--- Input data Enclosed Below ---

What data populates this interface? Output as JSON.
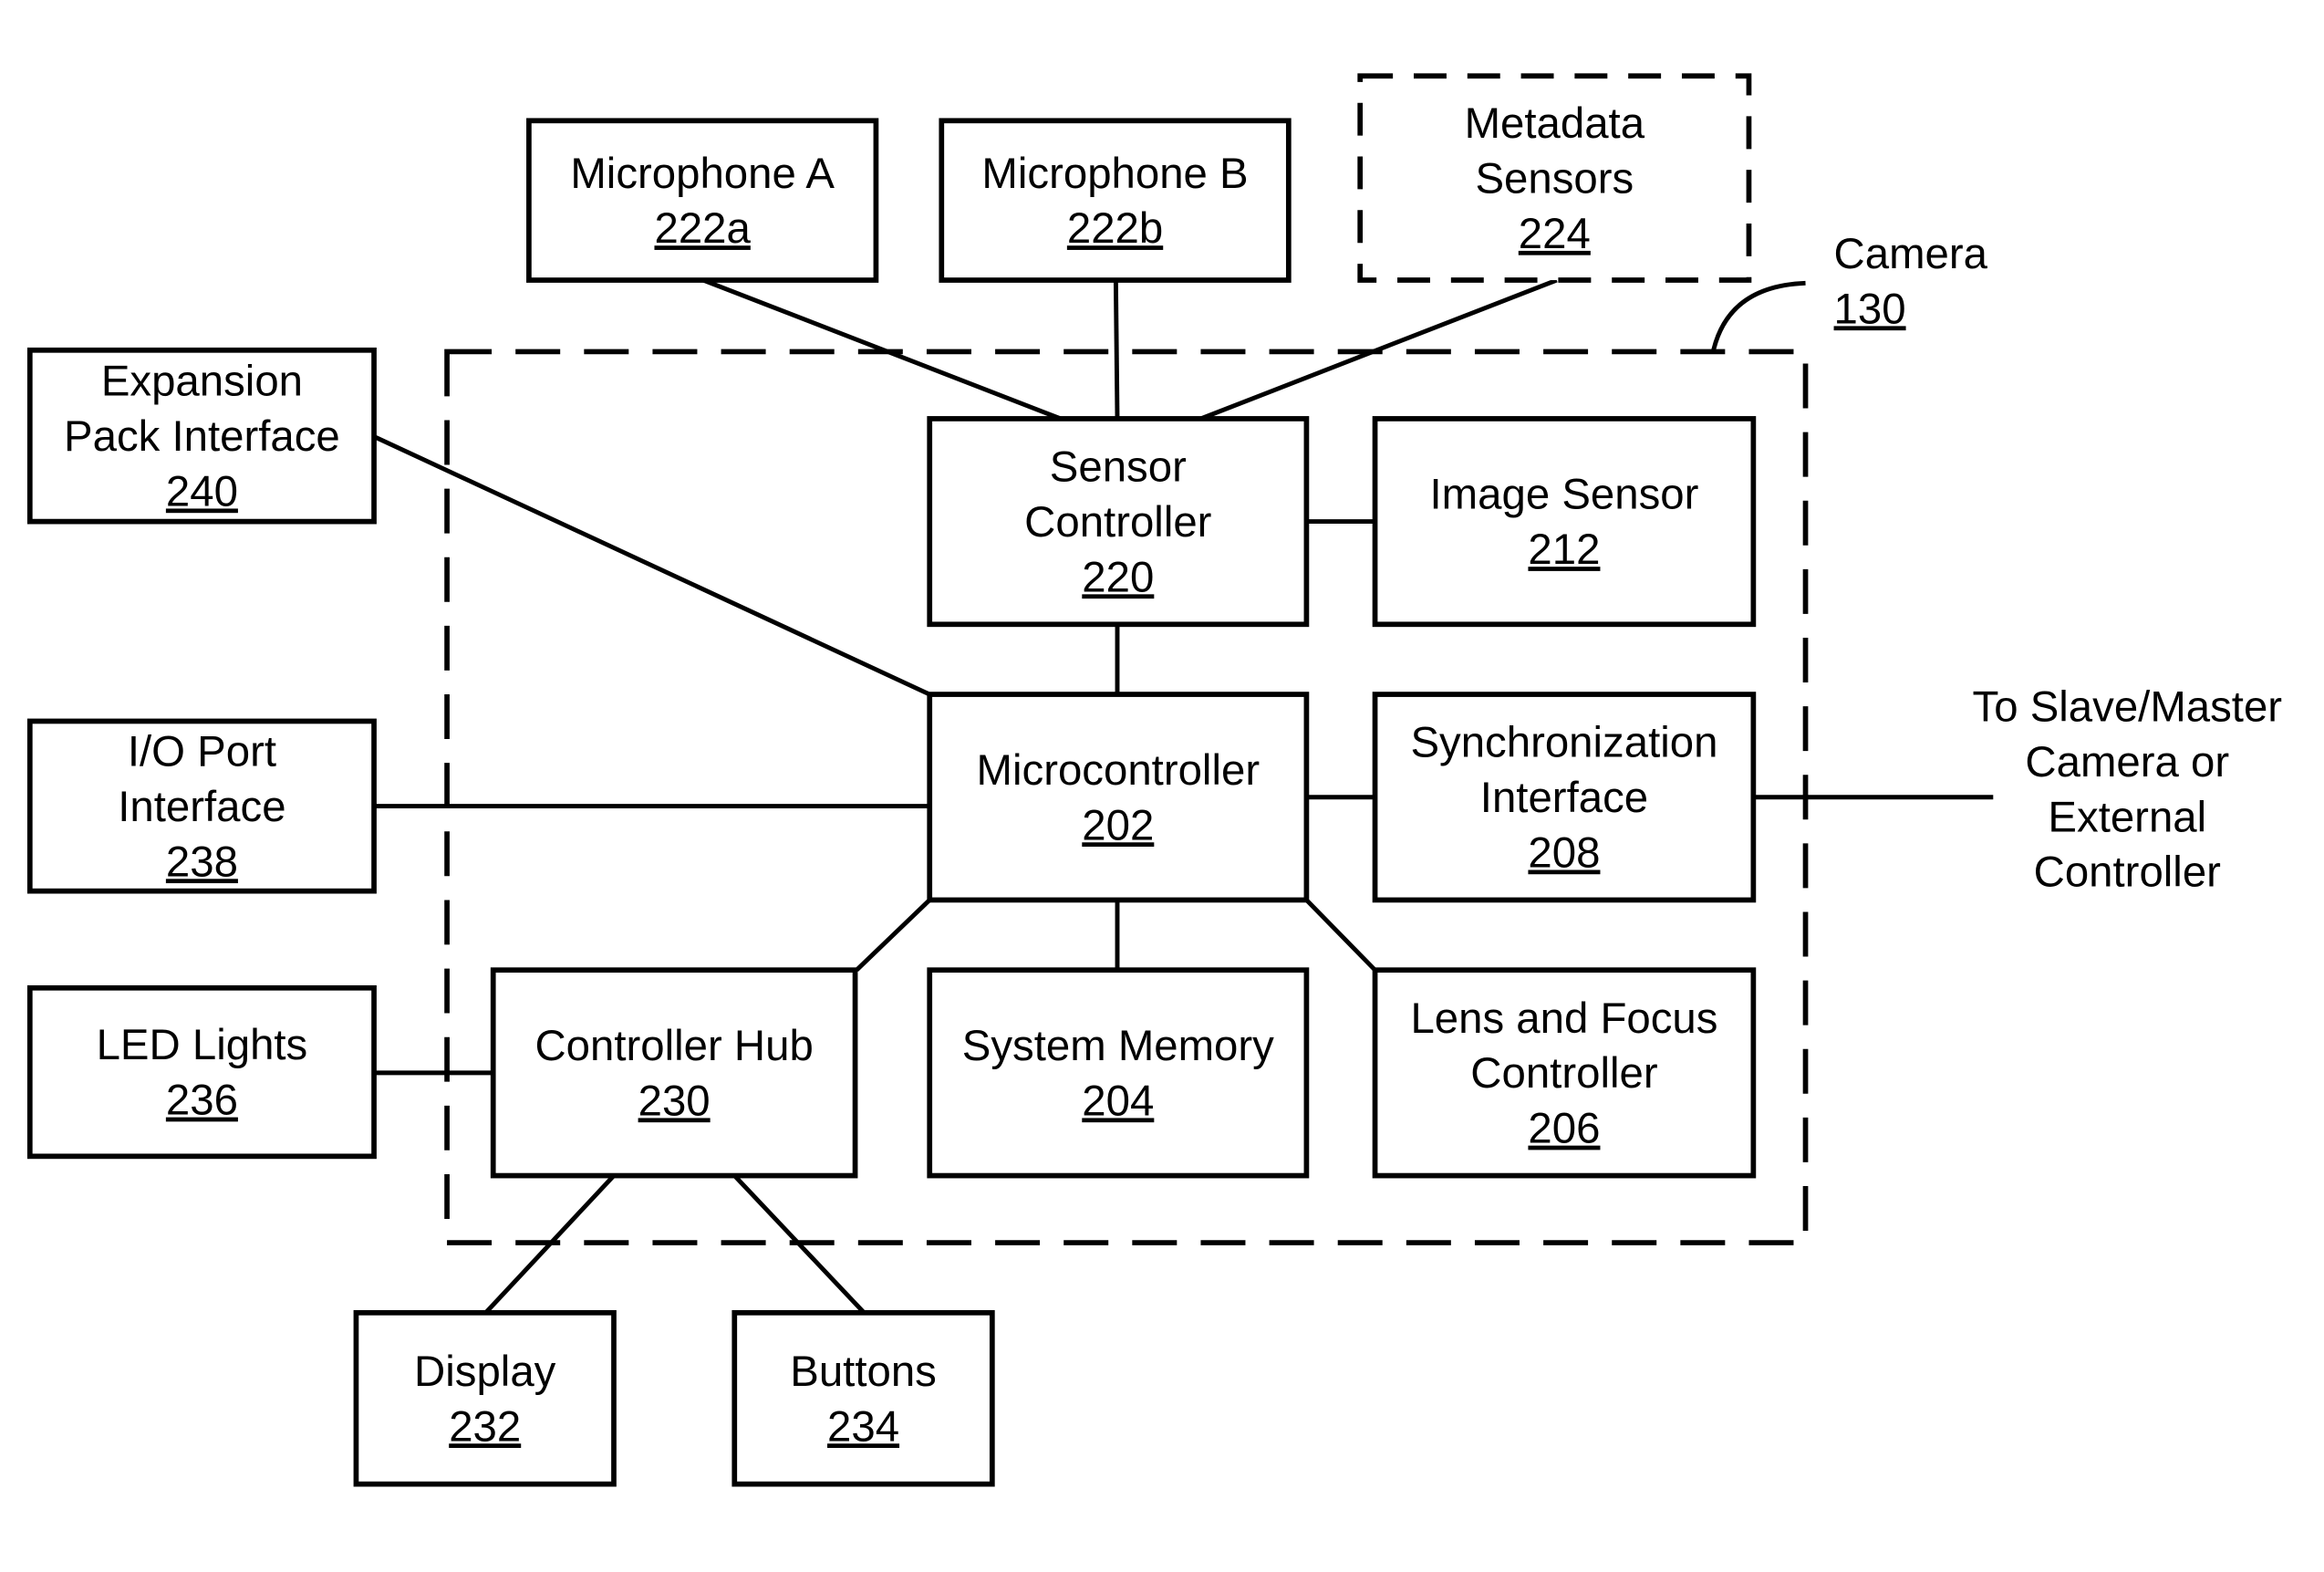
{
  "diagram": {
    "camera": {
      "title": "Camera",
      "ref": "130"
    },
    "external_label": [
      "To Slave/Master",
      "Camera or",
      "External",
      "Controller"
    ],
    "blocks": {
      "mic_a": {
        "lines": [
          "Microphone A"
        ],
        "ref": "222a"
      },
      "mic_b": {
        "lines": [
          "Microphone B"
        ],
        "ref": "222b"
      },
      "metadata": {
        "lines": [
          "Metadata",
          "Sensors"
        ],
        "ref": "224",
        "optional": true
      },
      "expansion": {
        "lines": [
          "Expansion",
          "Pack Interface"
        ],
        "ref": "240"
      },
      "sensor_ctrl": {
        "lines": [
          "Sensor",
          "Controller"
        ],
        "ref": "220"
      },
      "image_sensor": {
        "lines": [
          "Image Sensor"
        ],
        "ref": "212"
      },
      "io_port": {
        "lines": [
          "I/O Port",
          "Interface"
        ],
        "ref": "238"
      },
      "micro": {
        "lines": [
          "Microcontroller"
        ],
        "ref": "202"
      },
      "sync": {
        "lines": [
          "Synchronization",
          "Interface"
        ],
        "ref": "208"
      },
      "led": {
        "lines": [
          "LED Lights"
        ],
        "ref": "236"
      },
      "hub": {
        "lines": [
          "Controller Hub"
        ],
        "ref": "230"
      },
      "memory": {
        "lines": [
          "System Memory"
        ],
        "ref": "204"
      },
      "lens": {
        "lines": [
          "Lens and Focus",
          "Controller"
        ],
        "ref": "206"
      },
      "display": {
        "lines": [
          "Display"
        ],
        "ref": "232"
      },
      "buttons": {
        "lines": [
          "Buttons"
        ],
        "ref": "234"
      }
    }
  }
}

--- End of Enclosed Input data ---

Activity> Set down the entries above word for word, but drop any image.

Answer to this problem>
What data populates this interface? Output as JSON.
{
  "diagram": {
    "camera": {
      "title": "Camera",
      "ref": "130"
    },
    "external_label": [
      "To Slave/Master",
      "Camera or",
      "External",
      "Controller"
    ],
    "blocks": {
      "mic_a": {
        "lines": [
          "Microphone A"
        ],
        "ref": "222a"
      },
      "mic_b": {
        "lines": [
          "Microphone B"
        ],
        "ref": "222b"
      },
      "metadata": {
        "lines": [
          "Metadata",
          "Sensors"
        ],
        "ref": "224",
        "optional": true
      },
      "expansion": {
        "lines": [
          "Expansion",
          "Pack Interface"
        ],
        "ref": "240"
      },
      "sensor_ctrl": {
        "lines": [
          "Sensor",
          "Controller"
        ],
        "ref": "220"
      },
      "image_sensor": {
        "lines": [
          "Image Sensor"
        ],
        "ref": "212"
      },
      "io_port": {
        "lines": [
          "I/O Port",
          "Interface"
        ],
        "ref": "238"
      },
      "micro": {
        "lines": [
          "Microcontroller"
        ],
        "ref": "202"
      },
      "sync": {
        "lines": [
          "Synchronization",
          "Interface"
        ],
        "ref": "208"
      },
      "led": {
        "lines": [
          "LED Lights"
        ],
        "ref": "236"
      },
      "hub": {
        "lines": [
          "Controller Hub"
        ],
        "ref": "230"
      },
      "memory": {
        "lines": [
          "System Memory"
        ],
        "ref": "204"
      },
      "lens": {
        "lines": [
          "Lens and Focus",
          "Controller"
        ],
        "ref": "206"
      },
      "display": {
        "lines": [
          "Display"
        ],
        "ref": "232"
      },
      "buttons": {
        "lines": [
          "Buttons"
        ],
        "ref": "234"
      }
    }
  }
}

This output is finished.